MSC Cruises became the first major cruise line to return to the Mediterranean this week, setting sail with a whole host of new COVID-19 health and safety protocols that are among the most comprehensive in the industry.
Among the changes experienced by the 2,500 passengers -- all from Italy or other Schengen countries -- on MSC Grandiosa: rapid COVID-19 tests in the terminal before boarding and also when getting back on the ship; social distancing and masks onboard when necessary; no getting off the ship in port, except by ship-designated shore excursion.
Cruise Critic reached out to several passengers onboard the first sailing back for photos and comments. Here's what they said about MSC's return to the seas:
MSC Grandiosa normally carries 6,200 passengers, so the current guests have plenty of room for walking around. The line is only taking residents of Schengen countries on these first sailings back; a few people from high-risk countries outside the Schengen were turned away at boarding, the line said.
Miklos Mate, a passenger from Hungary, said that the strict health protocols and mask wearing were fine by him. "The food is just as good, the drinks are too," he told Cruise Critic. "The sun is shining. We love the sea!"
COVID-19 antigen swab tests, as well as temperature checks, are taken in the terminal, before passengers board. If a positive result comes back, the passenger is pulled aside and given a secondary screening and retested with the RT-PCR molecular COVID-19 test.
"It is reassuring that all passengers are tested before boarding," Mate said. "Maximum attention is paid to order and cleanliness. Last but not least, the passengers onboard are also very disciplined and follow the prescribed (procedures)."
While not developed specifically for COVID-19, the MSC for Me wristband the line has developed now serves a dual purpose. Besides being used to complete transactions and open doors, the wristbands can also be used for contact tracing, should a positive COVID-19 case occur.
Spanish passenger Gema Huete posted a photo on Facebook and defended its use against a commenter. "(It's) not weird," she said, noting that the bracelet will help in case symptoms occur. "They would know who you've been in contact with."
The location tracking data is erased after 14 days.
In the terminal, arrivals are staggered so there are no crowds when passengers take their tests. Unlike many American cruise lines, MSC Cruises allows passengers to embark and debark at different ports -- people on the same cruise might have joined at different ports.

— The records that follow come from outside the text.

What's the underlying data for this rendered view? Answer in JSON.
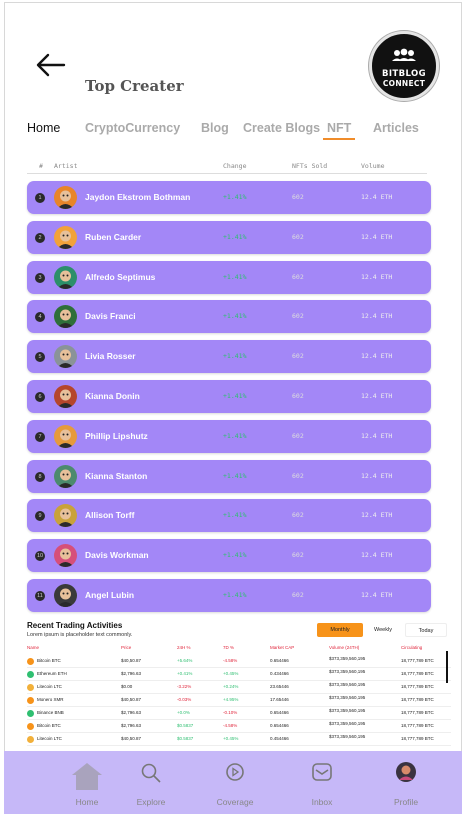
{
  "header": {
    "title": "Top Creater",
    "logo": {
      "line1": "BITBLOG",
      "line2": "CONNECT"
    }
  },
  "tabs": [
    {
      "label": "Home"
    },
    {
      "label": "CryptoCurrency"
    },
    {
      "label": "Blog"
    },
    {
      "label": "Create Blogs"
    },
    {
      "label": "NFT",
      "active": true
    },
    {
      "label": "Articles"
    }
  ],
  "table": {
    "headers": {
      "rank": "#",
      "artist": "Artist",
      "change": "Change",
      "nfts_sold": "NFTs Sold",
      "volume": "Volume"
    },
    "rows": [
      {
        "rank": "1",
        "name": "Jaydon Ekstrom Bothman",
        "change": "+1.41%",
        "nfts_sold": "602",
        "volume": "12.4 ETH",
        "avatar_color": "#e8852a"
      },
      {
        "rank": "2",
        "name": "Ruben Carder",
        "change": "+1.41%",
        "nfts_sold": "602",
        "volume": "12.4 ETH",
        "avatar_color": "#f2a23a"
      },
      {
        "rank": "3",
        "name": "Alfredo Septimus",
        "change": "+1.41%",
        "nfts_sold": "602",
        "volume": "12.4 ETH",
        "avatar_color": "#2c8f6a"
      },
      {
        "rank": "4",
        "name": "Davis Franci",
        "change": "+1.41%",
        "nfts_sold": "602",
        "volume": "12.4 ETH",
        "avatar_color": "#2f6f3a"
      },
      {
        "rank": "5",
        "name": "Livia Rosser",
        "change": "+1.41%",
        "nfts_sold": "602",
        "volume": "12.4 ETH",
        "avatar_color": "#8a9399"
      },
      {
        "rank": "6",
        "name": "Kianna Donin",
        "change": "+1.41%",
        "nfts_sold": "602",
        "volume": "12.4 ETH",
        "avatar_color": "#b5462c"
      },
      {
        "rank": "7",
        "name": "Phillip Lipshutz",
        "change": "+1.41%",
        "nfts_sold": "602",
        "volume": "12.4 ETH",
        "avatar_color": "#e69a3c"
      },
      {
        "rank": "8",
        "name": "Kianna Stanton",
        "change": "+1.41%",
        "nfts_sold": "602",
        "volume": "12.4 ETH",
        "avatar_color": "#4c8a6e"
      },
      {
        "rank": "9",
        "name": "Allison Torff",
        "change": "+1.41%",
        "nfts_sold": "602",
        "volume": "12.4 ETH",
        "avatar_color": "#c9a23a"
      },
      {
        "rank": "10",
        "name": "Davis Workman",
        "change": "+1.41%",
        "nfts_sold": "602",
        "volume": "12.4 ETH",
        "avatar_color": "#d64f7a"
      },
      {
        "rank": "11",
        "name": "Angel Lubin",
        "change": "+1.41%",
        "nfts_sold": "602",
        "volume": "12.4 ETH",
        "avatar_color": "#3a3a3a"
      }
    ]
  },
  "trading": {
    "title": "Recent Trading Activities",
    "subtitle": "Lorem ipsum is placeholder text commonly.",
    "filters": [
      "Monthly",
      "Weekly",
      "Today"
    ],
    "headers": [
      "Name",
      "Price",
      "24H %",
      "7D %",
      "Market CAP",
      "Volume (24TH)",
      "Circulating"
    ],
    "rows": [
      {
        "name": "Bitcoin BTC",
        "price": "$40,50.87",
        "h24": "+5.64%",
        "d7": "-4.58%",
        "cap": "0.654466",
        "vol": "$373,359,560,195",
        "circ": "18,777,789 BTC",
        "coin_color": "#f7931a"
      },
      {
        "name": "Ethereum ETH",
        "price": "$2,796.63",
        "h24": "+0.41%",
        "d7": "+0.45%",
        "cap": "0.434466",
        "vol": "$373,359,560,195",
        "circ": "18,777,789 BTC",
        "coin_color": "#2fbf71"
      },
      {
        "name": "Litecoin LTC",
        "price": "$0.00",
        "h24": "-3.22%",
        "d7": "+0.24%",
        "cap": "23.65446",
        "vol": "$373,359,560,195",
        "circ": "18,777,789 BTC",
        "coin_color": "#f2b03a"
      },
      {
        "name": "Monero XMR",
        "price": "$40,50.87",
        "h24": "-0.03%",
        "d7": "+4.95%",
        "cap": "17.65446",
        "vol": "$373,359,560,195",
        "circ": "18,777,789 BTC",
        "coin_color": "#f7931a"
      },
      {
        "name": "Binance BNB",
        "price": "$2,796.63",
        "h24": "+0.0%",
        "d7": "-0.10%",
        "cap": "0.654466",
        "vol": "$373,359,560,195",
        "circ": "18,777,789 BTC",
        "coin_color": "#2fbf71"
      },
      {
        "name": "Bitcoin BTC",
        "price": "$2,796.63",
        "h24": "$0.5837",
        "d7": "-4.58%",
        "cap": "0.654466",
        "vol": "$373,359,560,195",
        "circ": "18,777,789 BTC",
        "coin_color": "#f7931a"
      },
      {
        "name": "Litecoin LTC",
        "price": "$40,50.87",
        "h24": "$0.5837",
        "d7": "+0.45%",
        "cap": "0.454466",
        "vol": "$373,359,560,195",
        "circ": "18,777,789 BTC",
        "coin_color": "#f2b03a"
      }
    ]
  },
  "bottom_nav": [
    {
      "label": "Home",
      "icon": "home-icon"
    },
    {
      "label": "Explore",
      "icon": "search-icon"
    },
    {
      "label": "Coverage",
      "icon": "play-icon"
    },
    {
      "label": "Inbox",
      "icon": "inbox-icon"
    },
    {
      "label": "Profile",
      "icon": "avatar-icon"
    }
  ]
}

This prevents large crowds in one terminal; on this cruise, passengers boarded the ship in Genoa, Civitavecchia, Naples and Palermo.
Masks are required in public places, but it's not as much of a burden as you might think, Mate said. "Everyone uses the mask, obviously not when sunbathing or bathing, but yes. I think everyone realizes that this is a necessary evil now," he said. "I take on this inconvenience to protect others and myself. I think I have everything that could be needed, or even better. Everyone is very kind, very attentive to the passengers."
Signs espousing mask wearing and social distancing are visible all throughout the ship. So far, everyone is happy to follow the guidelines, Mate said.
"In order for it to work safely, it is a joint effort on the part of both passengers and the cruise company," he said. "It only works (if we do it) together."
For cruise passengers used to packed ship pools, the scene on Grandiosa, with limited and spaced-out lounge chairs, looks heavenly. Groups larger than the chair allotment could ask the staff to put chairs together, Huete said, "but always with enough security distance to the other passengers."
Numbers are restricted at the ship's indoor pool, as Italian guidelines require at least 7 square meters per person. The sauna and steam room are only open for single use, and while the thermal area is open, numbers are restricted, according to the cruise line.
One of the more controversial measures from MSC Cruises is restricting port stops to organized shore excursions only. The line is taking this very seriously, to the point where a family that left the organized group in Naples was denied boarding.
For Mate, the restrictions didn't matter, as he had been to the ports before. But it stopped one of his friends from coming. "He doesn't (want to) come to sail now because he can't get out whenever he wants and can't walk for him," he said.